Concern that the Obama administration could impose a new ban on some semiautomatic weapons is driving worried gun owners to stockpile ammunition and cartridge reloading components at such a rate that manufacturers can't meet demand.

Attorney General Eric Holder last month suggested that the Obama Administration favors reinstituting a U.S. ban on the sale of assault weapons. President Bill Clinton first signed such a ban into law in 1994, generally blocking some military-style guns with magazines that hold many cartridges. President George Bush had allowed the ban to expire.

"We have heard from all across the country that there is a tremendous shortage of ammunition," said Lawrence Keane, senior vice president of the National Shooting Sports Foundation. "We've heard this from the manufacturers, that their customers are calling them trying to get supplies for inventory, and that the manufacturers are going full-bore, pardon the pun."

The Newtown, Conn.-based foundation is a trade organization representing firearms and ammunition manufacturers as well as retail gun shops.

"Semiautomatic rifles are selling at an incredibly brisk pace," said Keane, adding that many manufacturers of semiautomatic rifles and pistols are already so backordered that this year's entire production is already spoken for.

He said the current ammunition shortage followed the increase in gun sales. While the current shortage includes cartridges for popular semiautomatic rifles and pistols that were covered by the Clinton-era weapons ban, it also extends to other common varieties including common revolver cartridges and .22 rimfire cartridges used for hunting or target shooting.

In Wyoming, the run on bullets and reloading components reached such a frenzy that Cheyenne retailer Frontier Arms recently began rationing sales, said Becky Holtz, co-owner of the shop. Holtz said she's also been selling semiautomatic rifles as fast as she can put them on the shelves.

"You know there's something wrong when I've got little old ladies coming in buying 5,000 rounds of .22 shells," Holtz said.

Jere Jordan is general manager Midsouth Shooters Supply in Clarksville, Tenn. — one of a handful of firms in the country that specializes in mail-order sales of ammunition and reloading components and equipment.

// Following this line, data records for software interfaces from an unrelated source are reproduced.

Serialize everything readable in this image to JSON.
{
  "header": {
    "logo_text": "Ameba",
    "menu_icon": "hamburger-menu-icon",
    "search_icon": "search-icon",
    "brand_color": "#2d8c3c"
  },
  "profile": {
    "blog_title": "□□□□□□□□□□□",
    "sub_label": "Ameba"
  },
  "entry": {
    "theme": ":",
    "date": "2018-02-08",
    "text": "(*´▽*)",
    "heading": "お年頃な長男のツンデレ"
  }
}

In common with similar supply houses, Midsouth has run out of most ammunition in the calibers commonly used in semiautomatic pistols and popular military rifles. It's also backordered on many other types of cartridges.

"After the election, where you have a change of parties to a more liberal side, I would say I guess the conservatives want to protect what they feel might be taken away from them, either through a tax, or an all-out ban," Jordan said.

Midsouth and other similar dealers say they're also sold out of most varieties of primers used by hobbyists to handload cartridges. Primers are the explosive caps that ignite gunpowder in rifle and pistol cartridges.

Jordan said his company is taking orders for bullets and primers, but isn't sure when they'll be filled.

"The wait? We're not even guessing on the wait anymore," Jordan said. "It's exceeding 60 days."

Keane, of the Shooting Sports Foundation, said there are no national statistics that directly track firearms sales. However, he noted that there's been a sharp rise in the number of instant background checks that the FBI performs each time a person buys a gun at a gun store. Such checks are not required for personal sales, or for gun purchases at gun shows.

The FBI performed more than 4.2 million firearms background checks from November 2008 through this January, according to agency figures. That's an increase of more than 31 percent above the 3.2 million checks the agency performed from November 2007 through January 2008.

Keane said concerns other than the prospect of new federal regulations are also driving gun and ammunition sales. Those include the faltering economy and the potential side-effect of an increase in crime, he said.

"There's a concern about what's happening to the stock market, what's happening with unemployment, what's happening with the tremendous increase in government spending, whether there will be hyperinflation," Keane said.